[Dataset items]
◆ ◆ ◆ ◆ ◆ ◆ ◆
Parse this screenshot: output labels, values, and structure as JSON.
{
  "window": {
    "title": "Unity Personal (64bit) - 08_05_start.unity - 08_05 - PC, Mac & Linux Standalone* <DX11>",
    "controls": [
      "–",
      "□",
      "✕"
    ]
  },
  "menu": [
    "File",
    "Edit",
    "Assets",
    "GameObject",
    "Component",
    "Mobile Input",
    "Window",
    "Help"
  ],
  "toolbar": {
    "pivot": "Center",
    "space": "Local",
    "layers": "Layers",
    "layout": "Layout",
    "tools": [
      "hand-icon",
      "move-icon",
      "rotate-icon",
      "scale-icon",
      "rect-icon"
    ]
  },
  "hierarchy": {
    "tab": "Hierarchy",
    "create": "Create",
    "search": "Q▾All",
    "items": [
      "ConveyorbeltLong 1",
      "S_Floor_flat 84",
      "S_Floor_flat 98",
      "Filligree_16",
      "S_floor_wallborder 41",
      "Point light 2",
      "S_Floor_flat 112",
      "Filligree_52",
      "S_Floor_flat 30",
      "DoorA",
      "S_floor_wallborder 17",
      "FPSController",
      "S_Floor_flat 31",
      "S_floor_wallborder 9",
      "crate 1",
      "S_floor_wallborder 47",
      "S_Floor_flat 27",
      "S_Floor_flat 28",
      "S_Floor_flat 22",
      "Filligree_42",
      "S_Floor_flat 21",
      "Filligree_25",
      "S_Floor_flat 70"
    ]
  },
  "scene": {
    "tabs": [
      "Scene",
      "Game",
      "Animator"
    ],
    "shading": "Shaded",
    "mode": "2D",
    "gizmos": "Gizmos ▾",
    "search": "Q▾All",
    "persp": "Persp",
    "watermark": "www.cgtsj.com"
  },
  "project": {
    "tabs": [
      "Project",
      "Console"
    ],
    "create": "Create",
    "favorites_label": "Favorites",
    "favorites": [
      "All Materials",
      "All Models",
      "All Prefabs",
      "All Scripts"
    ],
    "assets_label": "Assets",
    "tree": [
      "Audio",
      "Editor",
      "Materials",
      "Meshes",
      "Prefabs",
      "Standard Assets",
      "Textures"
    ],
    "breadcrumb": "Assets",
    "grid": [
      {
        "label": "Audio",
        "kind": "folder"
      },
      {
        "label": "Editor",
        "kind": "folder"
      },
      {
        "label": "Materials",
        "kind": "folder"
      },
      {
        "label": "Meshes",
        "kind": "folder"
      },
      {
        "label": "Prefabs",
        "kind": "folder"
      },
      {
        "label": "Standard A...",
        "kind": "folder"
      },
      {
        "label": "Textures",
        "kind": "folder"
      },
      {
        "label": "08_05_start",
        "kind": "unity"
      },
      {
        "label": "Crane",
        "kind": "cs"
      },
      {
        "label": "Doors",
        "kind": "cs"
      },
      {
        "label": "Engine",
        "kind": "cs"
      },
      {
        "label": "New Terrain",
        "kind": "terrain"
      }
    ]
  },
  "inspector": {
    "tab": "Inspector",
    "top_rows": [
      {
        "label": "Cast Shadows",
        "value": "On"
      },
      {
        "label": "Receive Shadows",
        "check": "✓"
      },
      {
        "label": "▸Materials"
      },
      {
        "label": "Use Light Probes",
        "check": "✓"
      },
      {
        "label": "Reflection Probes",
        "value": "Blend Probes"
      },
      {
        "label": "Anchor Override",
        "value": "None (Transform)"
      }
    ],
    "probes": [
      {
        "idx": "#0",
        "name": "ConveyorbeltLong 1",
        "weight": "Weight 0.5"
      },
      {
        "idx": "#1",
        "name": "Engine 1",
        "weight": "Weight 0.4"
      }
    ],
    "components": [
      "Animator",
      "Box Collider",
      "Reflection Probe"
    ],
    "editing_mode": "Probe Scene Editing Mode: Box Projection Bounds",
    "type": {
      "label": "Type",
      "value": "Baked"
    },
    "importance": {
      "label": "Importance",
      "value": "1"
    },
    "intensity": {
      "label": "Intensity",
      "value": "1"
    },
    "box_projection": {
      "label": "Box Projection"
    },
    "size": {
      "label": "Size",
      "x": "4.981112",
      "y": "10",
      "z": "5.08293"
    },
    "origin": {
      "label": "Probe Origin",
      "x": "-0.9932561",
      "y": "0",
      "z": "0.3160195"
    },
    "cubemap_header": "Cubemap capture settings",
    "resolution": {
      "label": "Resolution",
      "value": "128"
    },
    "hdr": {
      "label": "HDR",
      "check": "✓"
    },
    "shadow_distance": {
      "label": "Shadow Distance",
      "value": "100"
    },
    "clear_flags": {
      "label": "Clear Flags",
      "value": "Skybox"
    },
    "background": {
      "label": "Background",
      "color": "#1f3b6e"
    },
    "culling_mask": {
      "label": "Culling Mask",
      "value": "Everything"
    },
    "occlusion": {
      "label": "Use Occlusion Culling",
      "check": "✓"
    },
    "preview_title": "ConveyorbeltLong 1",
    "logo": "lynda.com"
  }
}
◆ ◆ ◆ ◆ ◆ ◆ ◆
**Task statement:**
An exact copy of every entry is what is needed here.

**Task answer:**
Parse this screenshot: output labels, values, and structure as JSON.
{
  "window": {
    "title": "Unity Personal (64bit) - 08_05_start.unity - 08_05 - PC, Mac & Linux Standalone* <DX11>",
    "controls": [
      "–",
      "□",
      "✕"
    ]
  },
  "menu": [
    "File",
    "Edit",
    "Assets",
    "GameObject",
    "Component",
    "Mobile Input",
    "Window",
    "Help"
  ],
  "toolbar": {
    "pivot": "Center",
    "space": "Local",
    "layers": "Layers",
    "layout": "Layout",
    "tools": [
      "hand-icon",
      "move-icon",
      "rotate-icon",
      "scale-icon",
      "rect-icon"
    ]
  },
  "hierarchy": {
    "tab": "Hierarchy",
    "create": "Create",
    "search": "Q▾All",
    "items": [
      "ConveyorbeltLong 1",
      "S_Floor_flat 84",
      "S_Floor_flat 98",
      "Filligree_16",
      "S_floor_wallborder 41",
      "Point light 2",
      "S_Floor_flat 112",
      "Filligree_52",
      "S_Floor_flat 30",
      "DoorA",
      "S_floor_wallborder 17",
      "FPSController",
      "S_Floor_flat 31",
      "S_floor_wallborder 9",
      "crate 1",
      "S_floor_wallborder 47",
      "S_Floor_flat 27",
      "S_Floor_flat 28",
      "S_Floor_flat 22",
      "Filligree_42",
      "S_Floor_flat 21",
      "Filligree_25",
      "S_Floor_flat 70"
    ]
  },
  "scene": {
    "tabs": [
      "Scene",
      "Game",
      "Animator"
    ],
    "shading": "Shaded",
    "mode": "2D",
    "gizmos": "Gizmos ▾",
    "search": "Q▾All",
    "persp": "Persp",
    "watermark": "www.cgtsj.com"
  },
  "project": {
    "tabs": [
      "Project",
      "Console"
    ],
    "create": "Create",
    "favorites_label": "Favorites",
    "favorites": [
      "All Materials",
      "All Models",
      "All Prefabs",
      "All Scripts"
    ],
    "assets_label": "Assets",
    "tree": [
      "Audio",
      "Editor",
      "Materials",
      "Meshes",
      "Prefabs",
      "Standard Assets",
      "Textures"
    ],
    "breadcrumb": "Assets",
    "grid": [
      {
        "label": "Audio",
        "kind": "folder"
      },
      {
        "label": "Editor",
        "kind": "folder"
      },
      {
        "label": "Materials",
        "kind": "folder"
      },
      {
        "label": "Meshes",
        "kind": "folder"
      },
      {
        "label": "Prefabs",
        "kind": "folder"
      },
      {
        "label": "Standard A...",
        "kind": "folder"
      },
      {
        "label": "Textures",
        "kind": "folder"
      },
      {
        "label": "08_05_start",
        "kind": "unity"
      },
      {
        "label": "Crane",
        "kind": "cs"
      },
      {
        "label": "Doors",
        "kind": "cs"
      },
      {
        "label": "Engine",
        "kind": "cs"
      },
      {
        "label": "New Terrain",
        "kind": "terrain"
      }
    ]
  },
  "inspector": {
    "tab": "Inspector",
    "top_rows": [
      {
        "label": "Cast Shadows",
        "value": "On"
      },
      {
        "label": "Receive Shadows",
        "check": "✓"
      },
      {
        "label": "▸Materials"
      },
      {
        "label": "Use Light Probes",
        "check": "✓"
      },
      {
        "label": "Reflection Probes",
        "value": "Blend Probes"
      },
      {
        "label": "Anchor Override",
        "value": "None (Transform)"
      }
    ],
    "probes": [
      {
        "idx": "#0",
        "name": "ConveyorbeltLong 1",
        "weight": "Weight 0.5"
      },
      {
        "idx": "#1",
        "name": "Engine 1",
        "weight": "Weight 0.4"
      }
    ],
    "components": [
      "Animator",
      "Box Collider",
      "Reflection Probe"
    ],
    "editing_mode": "Probe Scene Editing Mode: Box Projection Bounds",
    "type": {
      "label": "Type",
      "value": "Baked"
    },
    "importance": {
      "label": "Importance",
      "value": "1"
    },
    "intensity": {
      "label": "Intensity",
      "value": "1"
    },
    "box_projection": {
      "label": "Box Projection"
    },
    "size": {
      "label": "Size",
      "x": "4.981112",
      "y": "10",
      "z": "5.08293"
    },
    "origin": {
      "label": "Probe Origin",
      "x": "-0.9932561",
      "y": "0",
      "z": "0.3160195"
    },
    "cubemap_header": "Cubemap capture settings",
    "resolution": {
      "label": "Resolution",
      "value": "128"
    },
    "hdr": {
      "label": "HDR",
      "check": "✓"
    },
    "shadow_distance": {
      "label": "Shadow Distance",
      "value": "100"
    },
    "clear_flags": {
      "label": "Clear Flags",
      "value": "Skybox"
    },
    "background": {
      "label": "Background",
      "color": "#1f3b6e"
    },
    "culling_mask": {
      "label": "Culling Mask",
      "value": "Everything"
    },
    "occlusion": {
      "label": "Use Occlusion Culling",
      "check": "✓"
    },
    "preview_title": "ConveyorbeltLong 1",
    "logo": "lynda.com"
  }
}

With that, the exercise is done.